1. Speed Matters
Most of you that know me well, realize that I prefer to travel, work, run, etc. at optimal speeds This approach has been drastically modified for the purpose of classwork and research. To properly synthesize and absorb the content delivered through the course books and journal articles, a quick skim simply does not suffice. I’ve learned to slow my roll, and ironically, I actually like it (I think)!
2. Electronic Versions Earn a Slight Edge
For my first semester, I wanted to see which method I would prefer consuming information, paper or electronic. To fulfill this, I purchased half of my books on Kindle and half in paper. Initially, I really enjoyed reading the paper versions of the books, flipping the pages, taking in the new book smell… as it reminded me of my graduate and undergraduate school days. The same thing went for journal articles I would print out and read. However, as I enter my second month, I have started to read my books electronically for one simple reason: transferring notations and highlights from Kindle to Evernote are simple and easy. I am all about efficiency and this certainly helps. As far as my journal articles, I’m starting to take notes in Mendeley to centralize all my ideas in one place. Finally, I am using Evernote for all my class notes, including taking photos of any handouts and audio reminders that are seamlessly added.
3. Completing Will Be About Persistence
There have been moments this month where I realized why some folks did not complete their doctoral journey. While some may stop for reasons related to family, work, etc., I recognized the absolute fear that settled in during my second weekend. This fear related to a number of things: the feeling of “Imposter’s Syndrome” (Langford and Clance, 1993), whether I was smart enough to read and write at the doctoral level, and whether I could find the right research topic. Like many that have come before me, I was reassured that persistence and consistent work efforts would lead me down a successful path. Every night since starting this program, I have spent some time on some piece of my coursework. Whether its reading and annotating another peer-reviewed journal article, reflecting about the future of higher education through the eyes of Jeffrey Salingo, Clay Christensen, or William Bowen, or considering my research topic through my Research I class readings in John Creswell‘s “Research Design (4th Ed.)”, staying consistent with my work approach has built the confidence I need to get my work done. I’m even getting the hang of this whole APA thing too

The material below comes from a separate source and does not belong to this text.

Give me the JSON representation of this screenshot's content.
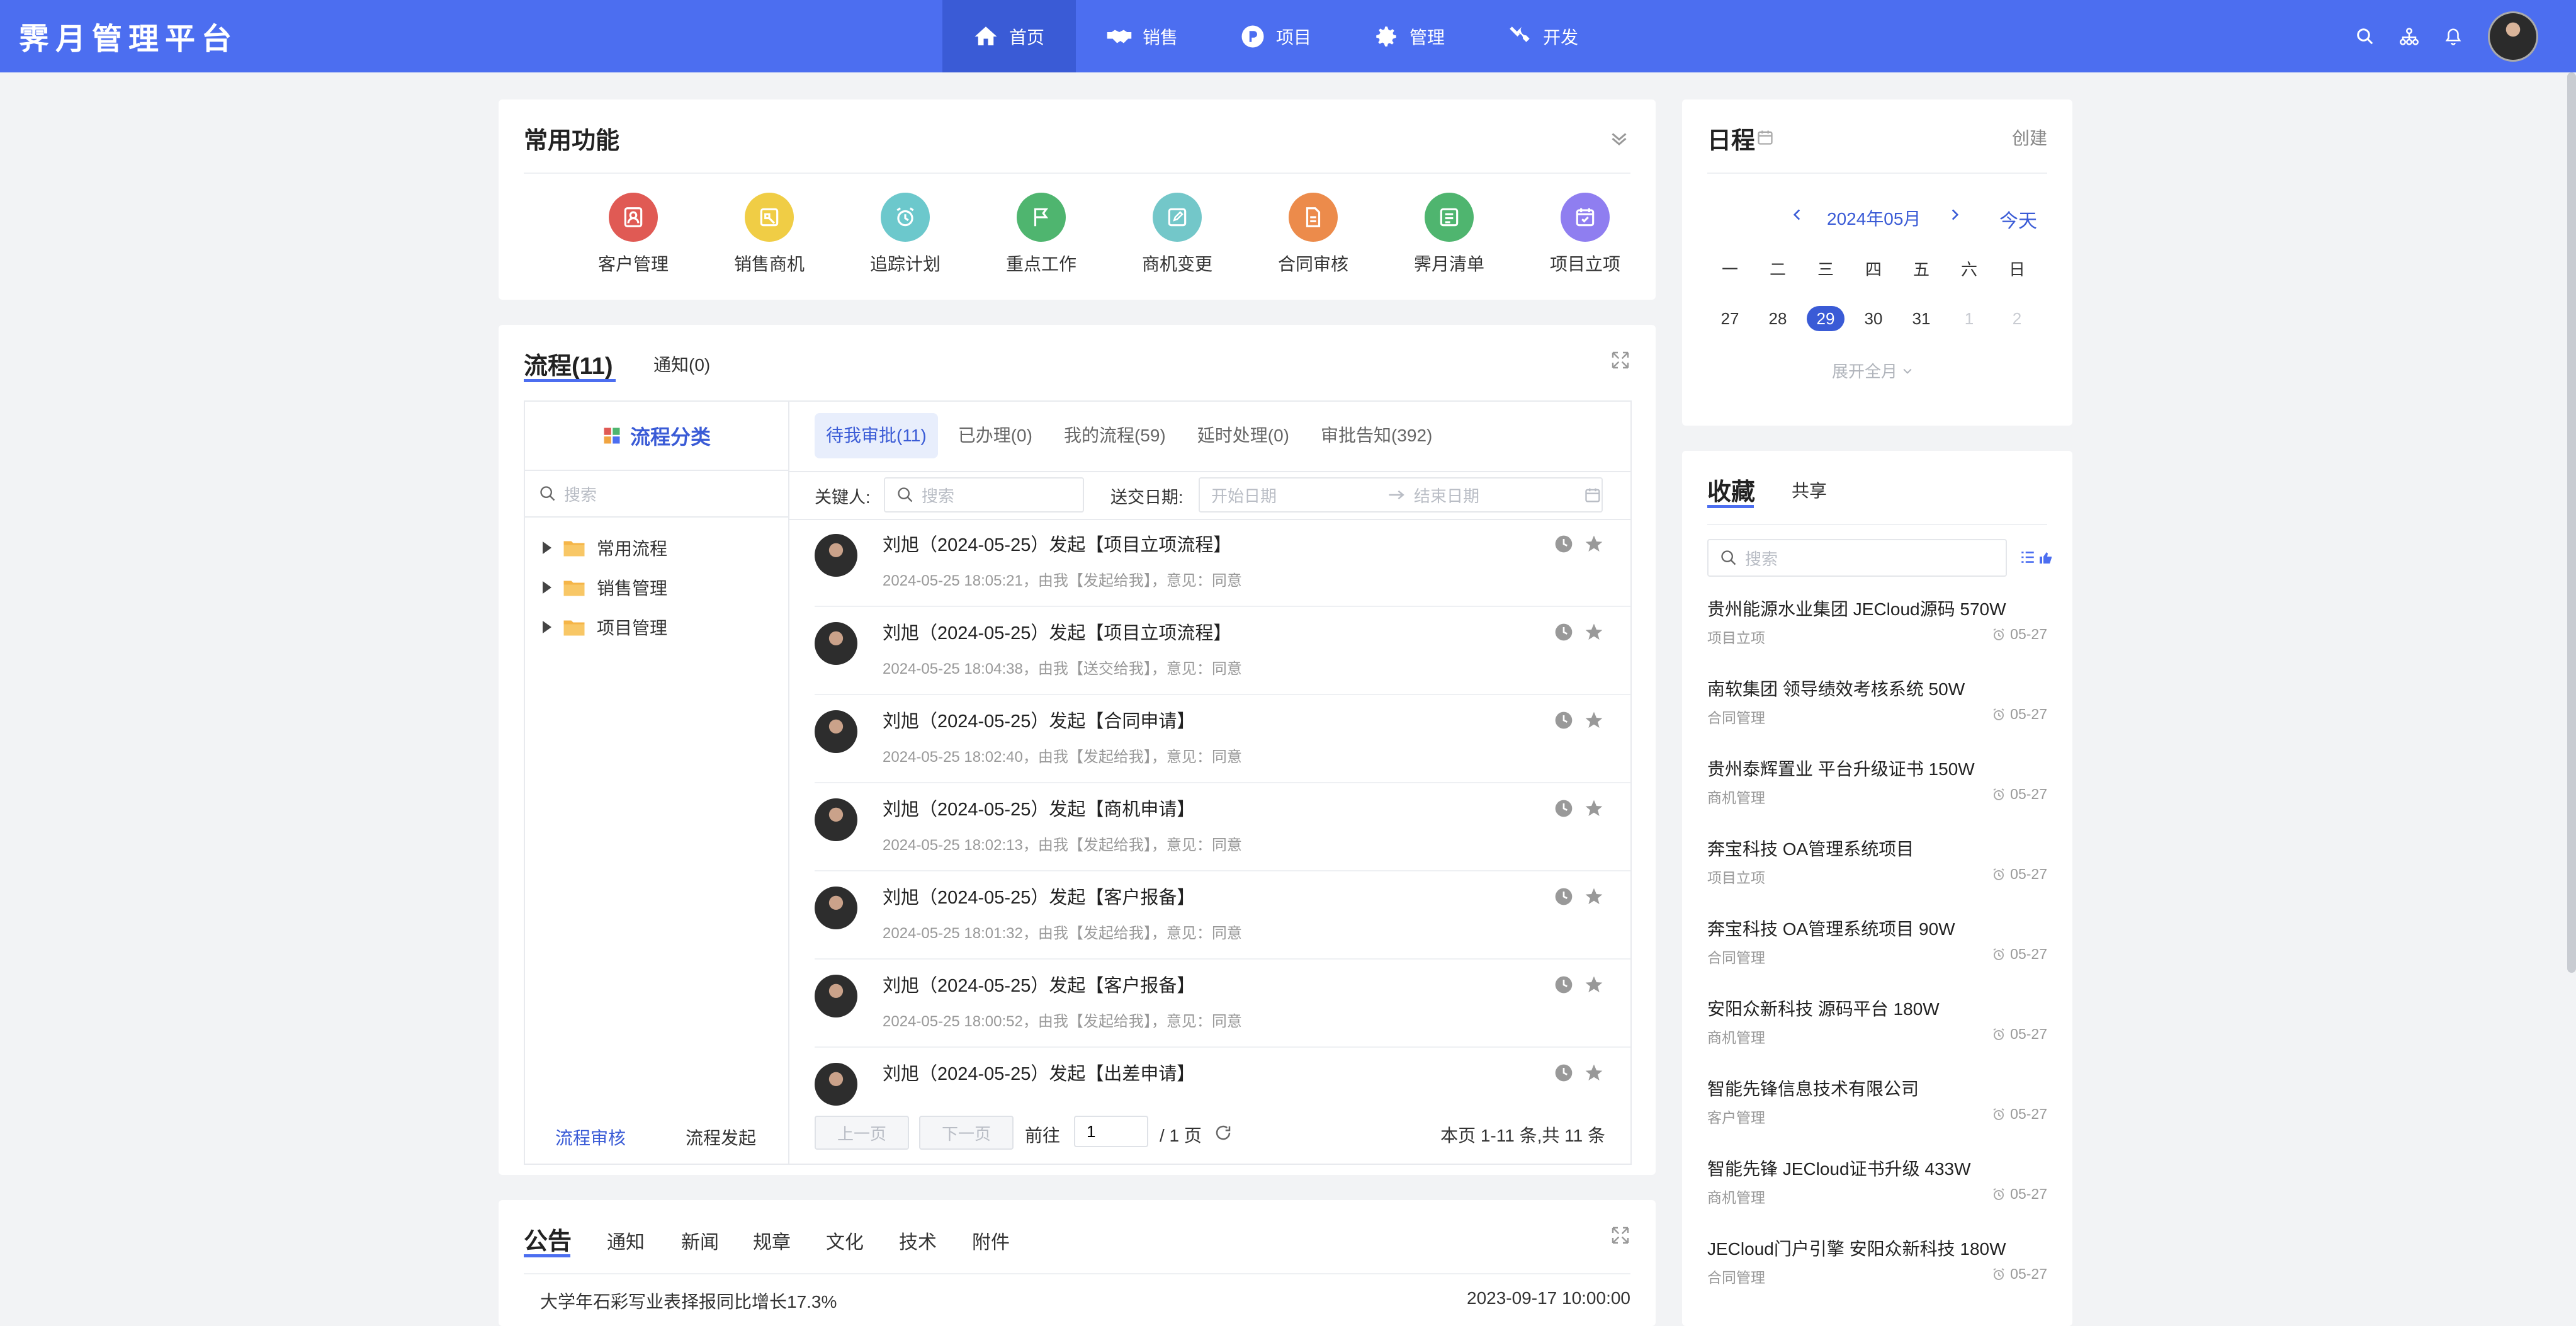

4. My Network Matters (More Than Ever)
I take pride in building relationships and networks and I’m better because of it. Whether in-person and/or online, its these people and networks that have provided me such encouragement, challenge, and support as I push forward. It’s true… you can’t do it alone. To achieve your bigger goals in life, you need the help and support of those around you. Success rarely comes in a solo effort. My family and friends have been so supportive thus far and to the many that I’ve spoken with over the course of this month, thank you. You really have no idea how much it means to me.
I’m excited as I ponder what my dissertation research topic will be. Certainly, it will be something connected to social media, technology and higher education. Since my program is an Educational Leadership focused one, my umbrella topic will most likely fall under retention, identity development, or instructional technology. I haven’t thought through what specific student or staff populations, institution types, methodology, etc. yet, but am excited to use this year to find something I am passionate about. I promised myself to blog about the my doctoral experience at least three times a semester. So as more light bulbs flash or burnout, I will reflect here with all of you.

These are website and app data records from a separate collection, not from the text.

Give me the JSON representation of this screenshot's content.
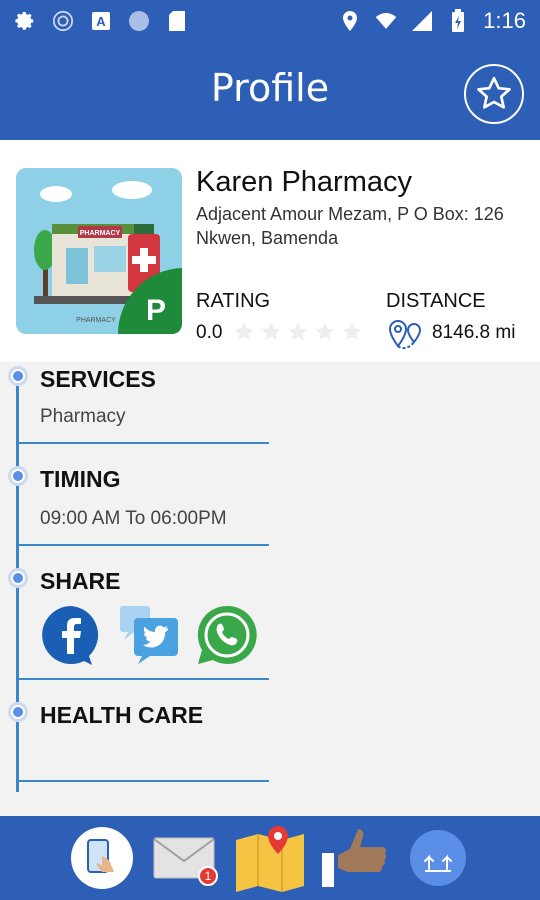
{
  "status_bar": {
    "time": "1:16",
    "left_icons": [
      "settings-icon",
      "sync-icon",
      "a-icon",
      "circle-icon",
      "sd-card-icon"
    ],
    "right_icons": [
      "location-icon",
      "wifi-icon",
      "signal-icon",
      "battery-icon"
    ]
  },
  "appbar": {
    "title": "Profile",
    "favorite_icon": "star-icon"
  },
  "pharmacy": {
    "name": "Karen Pharmacy",
    "address": "Adjacent Amour Mezam, P O Box:  126 Nkwen, Bamenda",
    "image_sign": "PHARMACY",
    "image_caption": "PHARMACY",
    "image_badge": "P",
    "rating_label": "RATING",
    "rating_value": "0.0",
    "rating": 0,
    "rating_max": 5,
    "distance_label": "DISTANCE",
    "distance_value": "8146.8 mi"
  },
  "sections": {
    "services": {
      "title": "SERVICES",
      "value": "Pharmacy"
    },
    "timing": {
      "title": "TIMING",
      "value": "09:00 AM To 06:00PM"
    },
    "share": {
      "title": "SHARE",
      "icons": [
        "facebook-icon",
        "twitter-icon",
        "whatsapp-icon"
      ]
    },
    "health_care": {
      "title": "HEALTH CARE"
    }
  },
  "bottom_nav": {
    "items": [
      "touch-phone-icon",
      "mail-icon",
      "map-icon",
      "thumbs-up-icon",
      "upload-icon"
    ],
    "mail_badge": "1"
  },
  "colors": {
    "primary": "#2d5fb6",
    "timeline": "#3a86c8",
    "facebook": "#1a5fb4",
    "twitter": "#4aa3e0",
    "whatsapp": "#3aa84a"
  }
}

I’m curious interwebs: What do you think an “Ed Cabellon” dissertation topic is?
Langford, J. & Clance, P.R. (1993). The imposter phenomenon: Recent research findings regarding dynamics, personality and family patterns and their implications for treatment. Psychotherapy: Theory, Research, Practice, Training, 30(3), 495-501.